**ACTION ITEM**
Apart from the pictures, every line below is to be set down exactly.

(Items listed in a dataset)
———

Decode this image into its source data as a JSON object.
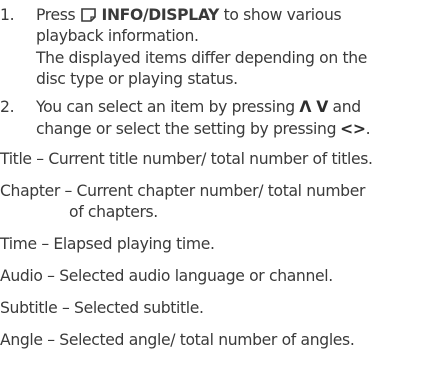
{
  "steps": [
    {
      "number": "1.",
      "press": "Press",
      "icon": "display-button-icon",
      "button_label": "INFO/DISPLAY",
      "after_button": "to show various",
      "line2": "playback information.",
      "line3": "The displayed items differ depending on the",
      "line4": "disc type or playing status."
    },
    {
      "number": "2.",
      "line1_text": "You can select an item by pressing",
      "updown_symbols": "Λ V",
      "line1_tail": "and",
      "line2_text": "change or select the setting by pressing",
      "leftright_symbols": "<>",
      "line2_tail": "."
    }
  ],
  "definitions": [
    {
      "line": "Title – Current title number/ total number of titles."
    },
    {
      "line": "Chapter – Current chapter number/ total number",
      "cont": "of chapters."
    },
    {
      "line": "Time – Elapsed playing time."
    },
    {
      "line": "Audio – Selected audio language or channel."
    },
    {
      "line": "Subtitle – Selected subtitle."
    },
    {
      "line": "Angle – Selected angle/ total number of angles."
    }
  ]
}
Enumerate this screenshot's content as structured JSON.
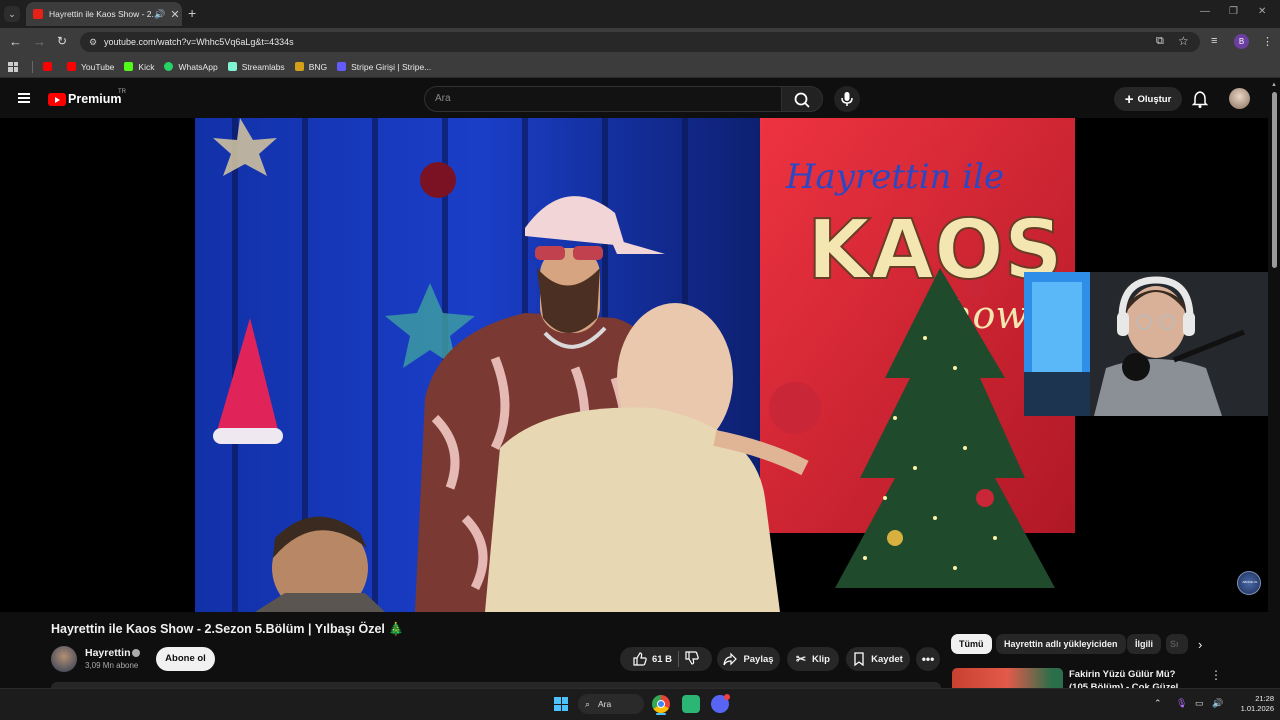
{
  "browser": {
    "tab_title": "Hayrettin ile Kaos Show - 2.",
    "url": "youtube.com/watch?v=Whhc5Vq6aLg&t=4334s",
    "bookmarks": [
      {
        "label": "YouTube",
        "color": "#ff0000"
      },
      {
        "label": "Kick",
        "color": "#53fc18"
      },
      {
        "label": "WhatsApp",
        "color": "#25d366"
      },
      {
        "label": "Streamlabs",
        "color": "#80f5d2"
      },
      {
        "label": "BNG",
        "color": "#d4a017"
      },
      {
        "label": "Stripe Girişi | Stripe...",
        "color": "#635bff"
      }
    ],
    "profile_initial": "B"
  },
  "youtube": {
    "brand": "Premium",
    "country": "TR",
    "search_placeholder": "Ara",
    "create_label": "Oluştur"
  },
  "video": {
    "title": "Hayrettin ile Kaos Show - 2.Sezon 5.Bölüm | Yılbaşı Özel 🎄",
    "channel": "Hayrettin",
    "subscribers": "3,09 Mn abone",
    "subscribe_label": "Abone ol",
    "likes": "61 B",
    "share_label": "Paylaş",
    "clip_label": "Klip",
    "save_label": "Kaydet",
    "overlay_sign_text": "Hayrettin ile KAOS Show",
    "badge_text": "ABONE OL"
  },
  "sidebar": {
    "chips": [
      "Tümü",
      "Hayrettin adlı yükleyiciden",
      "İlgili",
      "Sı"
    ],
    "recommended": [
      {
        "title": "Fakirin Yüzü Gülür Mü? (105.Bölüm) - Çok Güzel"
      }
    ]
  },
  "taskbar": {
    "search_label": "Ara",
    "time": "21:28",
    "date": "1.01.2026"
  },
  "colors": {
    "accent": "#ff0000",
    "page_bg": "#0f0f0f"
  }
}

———

**RESPONSE TO THE EXERCISE**
Decode this image into its source data as a JSON object.
{
  "steps": [
    {
      "number": "1.",
      "press": "Press",
      "icon": "display-button-icon",
      "button_label": "INFO/DISPLAY",
      "after_button": "to show various",
      "line2": "playback information.",
      "line3": "The displayed items differ depending on the",
      "line4": "disc type or playing status."
    },
    {
      "number": "2.",
      "line1_text": "You can select an item by pressing",
      "updown_symbols": "Λ V",
      "line1_tail": "and",
      "line2_text": "change or select the setting by pressing",
      "leftright_symbols": "<>",
      "line2_tail": "."
    }
  ],
  "definitions": [
    {
      "line": "Title – Current title number/ total number of titles."
    },
    {
      "line": "Chapter – Current chapter number/ total number",
      "cont": "of chapters."
    },
    {
      "line": "Time – Elapsed playing time."
    },
    {
      "line": "Audio – Selected audio language or channel."
    },
    {
      "line": "Subtitle – Selected subtitle."
    },
    {
      "line": "Angle – Selected angle/ total number of angles."
    }
  ]
}
Enumerate this screenshot's content as structured JSON.
{
  "browser": {
    "tab_title": "Hayrettin ile Kaos Show - 2.",
    "url": "youtube.com/watch?v=Whhc5Vq6aLg&t=4334s",
    "bookmarks": [
      {
        "label": "YouTube",
        "color": "#ff0000"
      },
      {
        "label": "Kick",
        "color": "#53fc18"
      },
      {
        "label": "WhatsApp",
        "color": "#25d366"
      },
      {
        "label": "Streamlabs",
        "color": "#80f5d2"
      },
      {
        "label": "BNG",
        "color": "#d4a017"
      },
      {
        "label": "Stripe Girişi | Stripe...",
        "color": "#635bff"
      }
    ],
    "profile_initial": "B"
  },
  "youtube": {
    "brand": "Premium",
    "country": "TR",
    "search_placeholder": "Ara",
    "create_label": "Oluştur"
  },
  "video": {
    "title": "Hayrettin ile Kaos Show - 2.Sezon 5.Bölüm | Yılbaşı Özel 🎄",
    "channel": "Hayrettin",
    "subscribers": "3,09 Mn abone",
    "subscribe_label": "Abone ol",
    "likes": "61 B",
    "share_label": "Paylaş",
    "clip_label": "Klip",
    "save_label": "Kaydet",
    "overlay_sign_text": "Hayrettin ile KAOS Show",
    "badge_text": "ABONE OL"
  },
  "sidebar": {
    "chips": [
      "Tümü",
      "Hayrettin adlı yükleyiciden",
      "İlgili",
      "Sı"
    ],
    "recommended": [
      {
        "title": "Fakirin Yüzü Gülür Mü? (105.Bölüm) - Çok Güzel"
      }
    ]
  },
  "taskbar": {
    "search_label": "Ara",
    "time": "21:28",
    "date": "1.01.2026"
  },
  "colors": {
    "accent": "#ff0000",
    "page_bg": "#0f0f0f"
  }
}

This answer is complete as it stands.